As a compulsive saver who is increasingly frustrated by pathetically low interest rates, I’ve been driven to more drastic measures to earn a decent yield on my money.
In the past year, I’ve started tinkering with day trading, and I’ve been putting more of my cash in stocks.
I realize I’m taking on more risk, but if my only “safe” option is to earn 0.8%, then I’ll try juggling chainsaws if I have to.
When you consider inflation averages 3% annually, you are already losing money when you put it in a CD or savings account.
I don’t like to lose any money, but if I’m going to lose 2% right off the bat, I’ll take a chance on losing 10% if it means I can also have a chance to earn more.
So in another drastic measure and experiment, I invested some nonretirement, short-term cash in Apple stock in October.
I’m not a member of the Apple Cult, but as an investor, I’ve always viewed it as a great company with innovative products, millions of devoted followers that will pay any price for them and a solid balance sheet.
I’ve never bought Apple stock because I generally don’t like buying a stock when it’s at its all-time high.
Unfortunately -- or fortunately, depending on whether you’re buying or selling it -- Apple stock always seems to be near its 52-week high.
Even though he wasn’t CEO at the time, when Steve Jobs passed away on Oct. 5, 2011, I figured Apple’s share price would at least take a temporary hit.

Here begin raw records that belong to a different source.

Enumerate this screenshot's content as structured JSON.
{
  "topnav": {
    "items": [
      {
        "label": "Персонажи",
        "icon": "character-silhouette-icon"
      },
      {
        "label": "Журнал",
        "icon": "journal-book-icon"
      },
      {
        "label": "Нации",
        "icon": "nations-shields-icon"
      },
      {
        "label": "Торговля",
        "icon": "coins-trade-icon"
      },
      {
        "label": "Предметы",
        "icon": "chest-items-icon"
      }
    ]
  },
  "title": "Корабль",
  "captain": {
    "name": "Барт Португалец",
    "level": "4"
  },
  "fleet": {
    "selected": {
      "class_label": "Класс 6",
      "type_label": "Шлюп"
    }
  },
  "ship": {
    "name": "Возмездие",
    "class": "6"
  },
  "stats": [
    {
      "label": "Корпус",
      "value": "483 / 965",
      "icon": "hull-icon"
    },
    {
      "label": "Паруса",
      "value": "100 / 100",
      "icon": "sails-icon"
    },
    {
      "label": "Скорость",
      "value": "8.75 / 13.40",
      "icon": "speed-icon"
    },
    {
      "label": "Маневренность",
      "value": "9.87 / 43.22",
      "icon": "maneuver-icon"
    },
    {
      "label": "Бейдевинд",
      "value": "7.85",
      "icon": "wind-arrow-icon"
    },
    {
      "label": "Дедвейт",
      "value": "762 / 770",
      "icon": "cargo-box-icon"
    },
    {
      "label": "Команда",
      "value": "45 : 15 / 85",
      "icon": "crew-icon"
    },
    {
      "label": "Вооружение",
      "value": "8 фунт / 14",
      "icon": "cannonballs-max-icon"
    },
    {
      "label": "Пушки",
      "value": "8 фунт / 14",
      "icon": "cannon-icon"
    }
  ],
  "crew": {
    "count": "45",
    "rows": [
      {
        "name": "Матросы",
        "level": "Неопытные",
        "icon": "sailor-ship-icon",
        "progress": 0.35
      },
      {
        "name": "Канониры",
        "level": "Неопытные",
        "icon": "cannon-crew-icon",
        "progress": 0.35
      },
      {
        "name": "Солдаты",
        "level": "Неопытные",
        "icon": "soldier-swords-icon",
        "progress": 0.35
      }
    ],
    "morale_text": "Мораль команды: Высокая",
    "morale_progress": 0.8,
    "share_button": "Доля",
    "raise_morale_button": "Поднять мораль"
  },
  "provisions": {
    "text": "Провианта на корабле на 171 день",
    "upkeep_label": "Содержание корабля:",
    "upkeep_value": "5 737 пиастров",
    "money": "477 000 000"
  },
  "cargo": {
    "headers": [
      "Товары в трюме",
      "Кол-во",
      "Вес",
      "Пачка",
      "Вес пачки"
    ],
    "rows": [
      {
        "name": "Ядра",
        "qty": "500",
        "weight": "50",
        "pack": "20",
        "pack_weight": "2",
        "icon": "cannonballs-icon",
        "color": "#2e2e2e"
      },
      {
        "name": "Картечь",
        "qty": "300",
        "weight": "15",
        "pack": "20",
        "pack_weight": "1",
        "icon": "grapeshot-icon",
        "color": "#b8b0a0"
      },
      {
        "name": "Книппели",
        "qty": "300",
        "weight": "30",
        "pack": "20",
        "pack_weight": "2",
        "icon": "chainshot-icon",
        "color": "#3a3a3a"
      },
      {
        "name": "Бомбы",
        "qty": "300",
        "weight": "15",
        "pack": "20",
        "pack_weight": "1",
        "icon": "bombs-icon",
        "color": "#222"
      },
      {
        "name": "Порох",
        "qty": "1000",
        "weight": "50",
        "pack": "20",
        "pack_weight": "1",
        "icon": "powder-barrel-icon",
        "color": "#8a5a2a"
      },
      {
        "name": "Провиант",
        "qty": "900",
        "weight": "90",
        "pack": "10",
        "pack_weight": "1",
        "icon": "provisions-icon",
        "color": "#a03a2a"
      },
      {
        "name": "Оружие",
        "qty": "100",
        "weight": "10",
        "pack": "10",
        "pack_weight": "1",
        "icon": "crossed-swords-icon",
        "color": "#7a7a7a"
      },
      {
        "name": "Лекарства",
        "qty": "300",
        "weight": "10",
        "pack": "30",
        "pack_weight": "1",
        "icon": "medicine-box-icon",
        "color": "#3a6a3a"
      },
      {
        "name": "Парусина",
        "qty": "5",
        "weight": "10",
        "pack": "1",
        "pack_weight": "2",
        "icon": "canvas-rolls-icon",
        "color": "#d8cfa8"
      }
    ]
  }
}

So I took $3,000 of some money I had rotting away in my ING Direct Orange Savings Account earning 0.8% and bought some stock in Jobs’ beloved company.
To be exact, I bought seven shares at $424 per share for a total cost of $2,970.

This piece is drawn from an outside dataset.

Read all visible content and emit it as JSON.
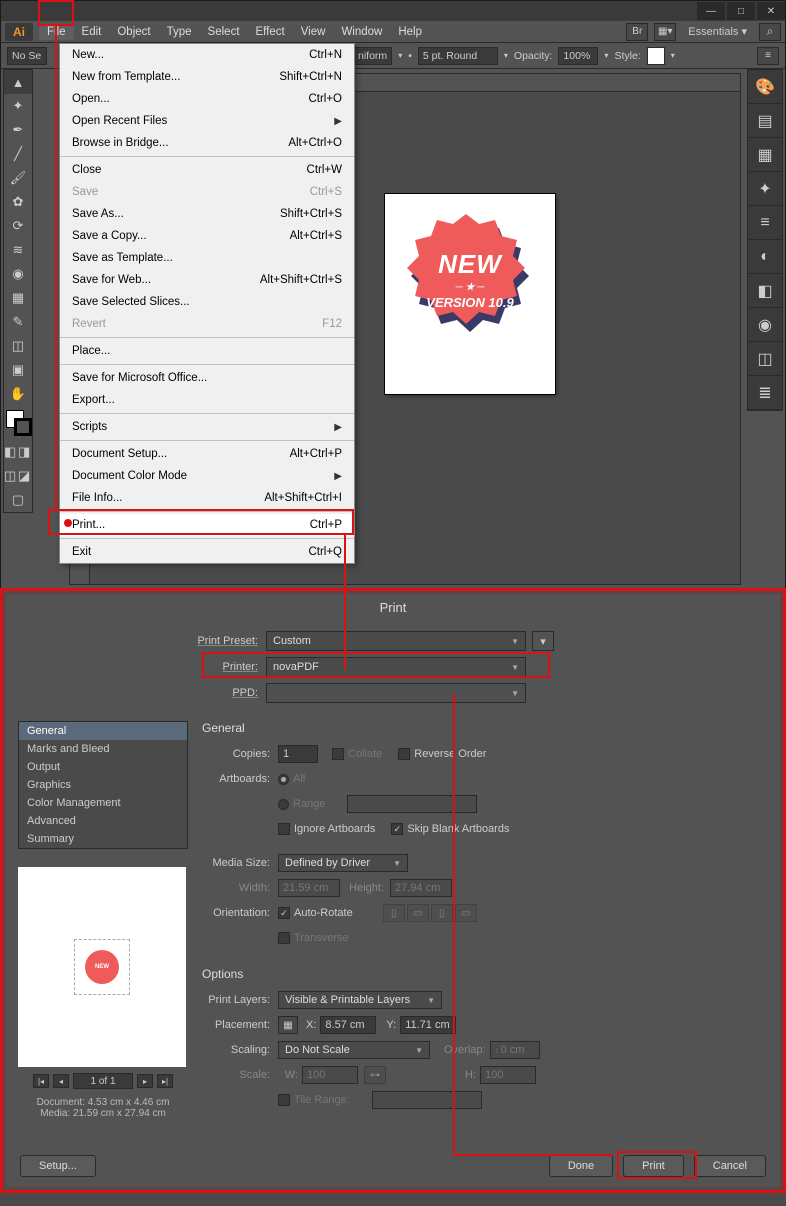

My bet was wrong: Just as Wall Street hadn't cared less when Jobs stepped down as CEO in August, it didn’t even care much that he had died.
I bought anyway, and it didn’t matter. The stock grew at an even further pace, and Apple continued to report record-breaking quarters, continually beating analyst estimates.
Today, less than six months later, Apple is trading for over $625 a share. That makes the market value of my investment about $4,400.
It’s true that no stock gain can be considered official until you sell it and realize that gain. But if I were to sell off my position today, I’d net over a 40% return.
But I’m not naïve. I know that what Wall Street giveth, Wall Street can taketh away.
Over the past five years, Apple has generated a 500% return. Over the past 10 years, it has generated an average of 44% per year.
Everything seems good, but can it really sustain this growth? Is Apple stock a bubble that will eventually burst?
This isn’t a company that’s never going to be a poor performer, but can it continue to grow at this pace? What’s to say its growth won’t at the very least slow down over the next few years?
No one knows. Anyone who claims to know doesn’t even know enough. Billion-dollar portfolio managers don’t know; Jim Cramer doesn’t know.
They only make highly calculated decisions. If you or I think we know what a stock is going to do, we’re damn fools.
So, to protect myself against any downfall and stuff that I don’t know, I’ve put in a stop-loss order at $533 to protect not only my principal but a 25% return.
That means that no matter what happens, I’ll still walk away with 25%. That’s exponentially more than I’d earn in a CD or savings account.
Of course, things could have gone the other way and I could be griping about my loss, but the only thing I’ve regretted so far is that I didn’t start taking more risks with my money earlier on.
Pathetic 1% yields just aren’t going to cut it anymore. You’re going to have to venture down some dark alleys and think outside the box if you want to earn a yield these days.